Read This Book!
The truth is we know too much while ignorant as to what to do next. We live in a world of conflicting “expert” opinions about some of the most basic and fundamental aspects of our personhood. Work is among the most fundamental. As Alain de Botton has said in his brilliant book The Pleasures and Sorrows of Work, work makes the “extraordinary claim to be able to provide us, alongside love, with the principal source of life’s meaning.” Work Matters is well worth reading on what it means to be a Berufsmensch and properly revisioning a theology of vocation.
Ever the good pastor, Nelson leads us into thinking and rethinking the deep nexus between gospel and work. Despite my challenges, there are some issues so important that we cannot afford to wait around until we get them “right” to comment. Work is one of them. We therefore owe Nelson a great deal of gratitude for helping us think about a seamless faith that is [critically and] faithfully present at work.

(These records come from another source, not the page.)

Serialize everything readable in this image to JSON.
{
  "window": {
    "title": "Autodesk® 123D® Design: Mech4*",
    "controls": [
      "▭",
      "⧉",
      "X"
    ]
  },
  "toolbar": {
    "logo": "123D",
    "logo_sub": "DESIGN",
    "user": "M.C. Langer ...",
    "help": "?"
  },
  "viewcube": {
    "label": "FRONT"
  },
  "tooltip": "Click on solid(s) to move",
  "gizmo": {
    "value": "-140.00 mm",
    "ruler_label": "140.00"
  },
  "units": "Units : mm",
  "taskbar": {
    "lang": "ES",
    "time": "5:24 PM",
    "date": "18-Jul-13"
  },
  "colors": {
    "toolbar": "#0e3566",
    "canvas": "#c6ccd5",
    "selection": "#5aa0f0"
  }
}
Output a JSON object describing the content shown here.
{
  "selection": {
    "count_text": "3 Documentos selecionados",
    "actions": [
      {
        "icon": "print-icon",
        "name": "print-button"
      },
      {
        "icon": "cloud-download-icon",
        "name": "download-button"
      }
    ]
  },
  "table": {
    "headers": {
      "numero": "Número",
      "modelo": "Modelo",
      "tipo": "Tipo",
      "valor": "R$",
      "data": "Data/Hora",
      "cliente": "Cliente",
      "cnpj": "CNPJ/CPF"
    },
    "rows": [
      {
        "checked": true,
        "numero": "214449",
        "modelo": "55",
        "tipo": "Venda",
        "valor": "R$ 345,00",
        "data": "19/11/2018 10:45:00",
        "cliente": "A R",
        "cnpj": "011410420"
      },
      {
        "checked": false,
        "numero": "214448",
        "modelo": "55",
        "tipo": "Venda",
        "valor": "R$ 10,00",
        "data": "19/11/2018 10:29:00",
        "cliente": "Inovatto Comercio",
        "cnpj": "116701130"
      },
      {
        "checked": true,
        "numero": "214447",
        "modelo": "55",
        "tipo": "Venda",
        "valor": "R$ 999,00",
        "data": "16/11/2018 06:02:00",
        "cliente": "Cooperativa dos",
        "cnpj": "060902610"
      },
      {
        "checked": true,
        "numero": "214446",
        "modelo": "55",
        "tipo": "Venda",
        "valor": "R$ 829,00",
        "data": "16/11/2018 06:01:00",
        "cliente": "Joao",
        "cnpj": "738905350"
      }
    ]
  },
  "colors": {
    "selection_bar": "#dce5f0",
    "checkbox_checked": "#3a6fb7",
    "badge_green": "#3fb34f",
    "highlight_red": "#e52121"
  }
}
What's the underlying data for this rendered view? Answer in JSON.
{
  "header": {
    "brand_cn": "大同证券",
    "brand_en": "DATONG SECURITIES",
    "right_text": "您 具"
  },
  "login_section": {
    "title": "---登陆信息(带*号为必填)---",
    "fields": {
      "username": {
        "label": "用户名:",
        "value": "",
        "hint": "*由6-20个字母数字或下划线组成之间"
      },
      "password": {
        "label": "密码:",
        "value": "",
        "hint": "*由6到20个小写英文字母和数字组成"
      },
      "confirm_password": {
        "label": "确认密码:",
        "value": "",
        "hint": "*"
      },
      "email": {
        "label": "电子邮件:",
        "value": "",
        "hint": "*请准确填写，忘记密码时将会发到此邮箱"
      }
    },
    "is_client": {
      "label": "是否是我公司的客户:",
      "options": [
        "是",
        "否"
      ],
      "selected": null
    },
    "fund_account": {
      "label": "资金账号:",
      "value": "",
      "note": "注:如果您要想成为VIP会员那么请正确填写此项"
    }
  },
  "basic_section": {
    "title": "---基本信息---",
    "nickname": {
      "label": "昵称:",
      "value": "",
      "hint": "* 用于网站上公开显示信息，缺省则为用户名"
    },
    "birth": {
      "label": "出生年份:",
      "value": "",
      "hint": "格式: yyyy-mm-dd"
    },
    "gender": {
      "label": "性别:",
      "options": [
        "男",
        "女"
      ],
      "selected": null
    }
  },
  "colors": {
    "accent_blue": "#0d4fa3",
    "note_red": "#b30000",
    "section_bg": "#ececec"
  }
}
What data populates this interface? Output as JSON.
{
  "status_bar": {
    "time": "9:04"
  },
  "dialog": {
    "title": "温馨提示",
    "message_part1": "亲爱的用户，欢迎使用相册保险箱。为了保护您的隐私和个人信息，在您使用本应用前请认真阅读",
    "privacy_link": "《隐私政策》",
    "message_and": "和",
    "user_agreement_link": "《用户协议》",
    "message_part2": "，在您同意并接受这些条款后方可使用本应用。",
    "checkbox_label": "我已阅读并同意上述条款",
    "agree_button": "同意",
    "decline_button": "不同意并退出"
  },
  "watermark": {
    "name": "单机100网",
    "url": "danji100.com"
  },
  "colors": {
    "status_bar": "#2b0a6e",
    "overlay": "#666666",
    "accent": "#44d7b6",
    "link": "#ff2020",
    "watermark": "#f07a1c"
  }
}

Michael J. Thate is a visiting research fellow at Yale Divinity School in New Haven, Connecticut.